Afghanistan has sent just one athlete to each of the last three Summer Paralympics ©Getty Images

Despite the chaos and terror engulfing Afghanistan, Para taekwondo player Zakia Khudadadi remains hopeful and plans to march at the Tokyo 2020 Paralympic Opening Ceremony with a message of hope and peace for her country.

Khudadadi is set to be the first-ever woman to represent Afghanistan at the Paralympic Games.

The 23-year-old was given a wildcard to compete in the women's K44 under-49 kilograms event.

Having burst onto the scene as an 18-year-old winner at the first African Para Taekwondo Championships held in Egypt in 2016, Khudadadi is "thrilled" to be involved in the sport's Paralympic debut.

"This is the first time that a female athlete will be representing Afghanistan at the Games and I’m so happy," Khudadadi said in comments reported by the International Paralympic Committee website.

"I was surprised but worried as well as I had just two months to prepare for the Games with almost no facilities.

"I clearly recall watching [Rohullah] Nikpai notch up medals for Afghanistan.

"I was inspired by him and decided to take up the sport and thankfully, my family also supported me.

"I just want to be there with the other athletes from the world and give my best.

"It is an opportunity to show my ability and I will be so proud to stand with all of those athletes."

With Hossain Rasouli set to compete on the men's side of the competition, Khudadadi will not be the only taekwondo player from Afghanistan at the Olympics.

Afghanistan made its Paralympic debut at Atlanta 1996 and has appeared at every Summer Games since, bar Sydney 2000.

The country has never won a medal at the Games, and sent only one athlete to Rio 2016.

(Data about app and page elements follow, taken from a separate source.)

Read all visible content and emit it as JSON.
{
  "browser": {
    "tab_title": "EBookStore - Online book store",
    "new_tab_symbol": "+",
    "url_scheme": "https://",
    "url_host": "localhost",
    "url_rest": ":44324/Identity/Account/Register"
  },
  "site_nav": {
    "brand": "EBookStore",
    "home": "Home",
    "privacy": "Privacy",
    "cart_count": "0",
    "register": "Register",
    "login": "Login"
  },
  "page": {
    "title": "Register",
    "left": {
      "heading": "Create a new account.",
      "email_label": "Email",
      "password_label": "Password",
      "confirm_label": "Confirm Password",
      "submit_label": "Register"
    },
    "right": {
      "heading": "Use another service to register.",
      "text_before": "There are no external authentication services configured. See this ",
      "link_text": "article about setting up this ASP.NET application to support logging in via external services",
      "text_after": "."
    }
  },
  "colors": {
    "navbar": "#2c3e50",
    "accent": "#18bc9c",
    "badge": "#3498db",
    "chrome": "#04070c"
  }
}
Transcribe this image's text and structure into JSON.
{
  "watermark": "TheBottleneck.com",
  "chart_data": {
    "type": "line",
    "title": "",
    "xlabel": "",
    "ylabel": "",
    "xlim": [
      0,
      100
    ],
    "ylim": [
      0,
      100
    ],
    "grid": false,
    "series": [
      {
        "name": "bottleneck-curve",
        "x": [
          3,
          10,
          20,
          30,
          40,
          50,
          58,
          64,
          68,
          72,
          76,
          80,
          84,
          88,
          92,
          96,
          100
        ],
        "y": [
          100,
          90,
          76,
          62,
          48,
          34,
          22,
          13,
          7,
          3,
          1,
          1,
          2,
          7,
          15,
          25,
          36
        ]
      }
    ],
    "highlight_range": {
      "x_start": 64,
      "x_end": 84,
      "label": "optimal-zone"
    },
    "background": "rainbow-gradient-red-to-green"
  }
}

Chef de Mission Arian Sadiqi highlighted how seeing athletes at big sporting events will act as a boost for the Paralympic Movement in the country.

"The Games are very important for our athletes and the Paralympic Movement in Afghanistan because it is these Para athletes who are the role models," Sadiqi said.

"Their presence at Tokyo will encourage and motivate others with disabilities to take part in Para sport and drive the Movement.

"Irrespective of the situation, our Para athletes are doing incredibly well and preparing with limited resources.

"It will be a huge learning curve for them and NPC Afghanistan.

"Due to the security situation in our country, lack of funding and support from the government and COVID-19, we could not take our Para athletes for qualification events.

"However, Hossain and Zakia now have that opportunity.

"I strongly believe that through the Paralympic Movement and the Paralympic Games we all can voice and deliver the message of co-existence for humanity, to keep and cherish peace as quarrels and negative feelings destroy humankind."

Afghanistan is in the grips of a new wave of violence at present, with the Taliban capturing several key cities as it expands its territory in the wake of American and other foreign troops withdrawing from the country.